Ind Decisions - Supreme Court issues one today
In Joseph Wysocki and M. Carmen Wysocki v. Barbara A. Johnson and William T. Johnson, both Individually and as Trustees of the Barbara A. Johnson Living Trust dated 12-17-1996, an 8-page, 5-0 opinion, Chief Justice Rush writes:
Even when a plaintiff proves a predicate crime under the Crime Victims Relief Act (CVRA), the trial court has discretion not to award exemplary damages when it thinks the conduct is not egregious enough to warrant punishment. And when a plaintiff pleads several alternative grounds for relief, the trial court has similar discretion not to impose CVRA liability at all, even when it awards compensatory damages under a different theory. Accordingly, the trial court here acted within its discretion to compensate Plaintiffs for their common-law damages, while also refusing to award attorney fees or exemplary damages under the CVRA. We granted transfer to clarify that point and reiterate several principles about CVRA liability. We affirm the trial court, though for different reasons than the Court of Appeals. * * *

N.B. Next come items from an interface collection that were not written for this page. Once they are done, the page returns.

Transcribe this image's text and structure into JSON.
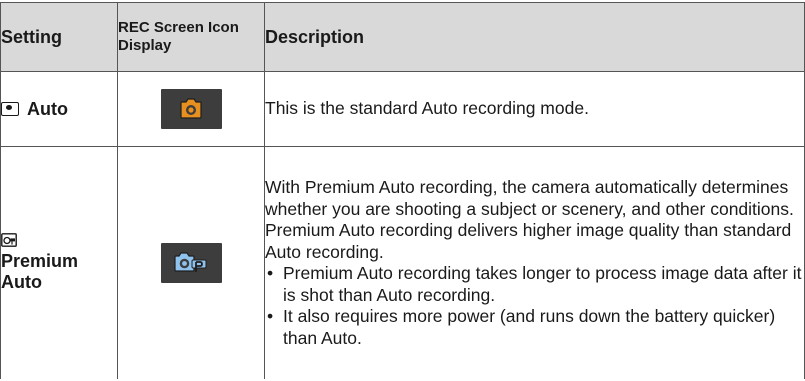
{
  "table": {
    "headers": {
      "setting": "Setting",
      "icon_display": "REC Screen Icon Display",
      "description": "Description"
    },
    "rows": [
      {
        "setting_label": "Auto",
        "setting_icon": "auto-camera-mode-icon",
        "badge_icon": "orange-camera-icon",
        "description": "This is the standard Auto recording mode."
      },
      {
        "setting_label": "Premium Auto",
        "setting_icon": "premium-auto-mode-icon",
        "badge_icon": "premium-auto-camera-icon",
        "description": "With Premium Auto recording, the camera automatically determines whether you are shooting a subject or scenery, and other conditions. Premium Auto recording delivers higher image quality than standard Auto recording.",
        "bullets": [
          "Premium Auto recording takes longer to process image data after it is shot than Auto recording.",
          "It also requires more power (and runs down the battery quicker) than Auto."
        ]
      }
    ]
  },
  "colors": {
    "header_bg": "#d9d9d9",
    "border": "#555555",
    "badge_bg": "#3d3d3d",
    "auto_icon": "#e8901f",
    "premium_icon": "#8fc3ee"
  }
}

A knowing misrepresentation on a Sales Disclosure Form is an intentional tort. But not every intentional tort is necessarily “so heinous as to require exemplary damages,” Citizens Nat. Bank, 637 N.E.2d at 195, or as to warrant quasi-criminal CVRA liability at all. In other words, not every intentional tortfeasor is a criminal. CVRA liability does not depend on whether the tortfeasor has been charged with or convicted of the CVRA predicate offense, nor even solely on the elements of the CVRA predicate offense. Instead, liability is also a matter of the factfinder’s discretionary judgment of whether the defendant is criminally culpable. When a court does impose CVRA liability, an award of costs and reasonable attorney fees is mandatory by the terms of the statute, even though additional exemplary damages remain discretionary. But when given a choice, the court need not impose CVRA liability when it believes ordinary tort liability will do. The trial court acted well within its discretion to make that judgment in this case, and we affirm its judgment.
Posted by Marcia Oddi on October 15, 2014 01:49 PM
Posted to Ind. Sup.Ct. Decisions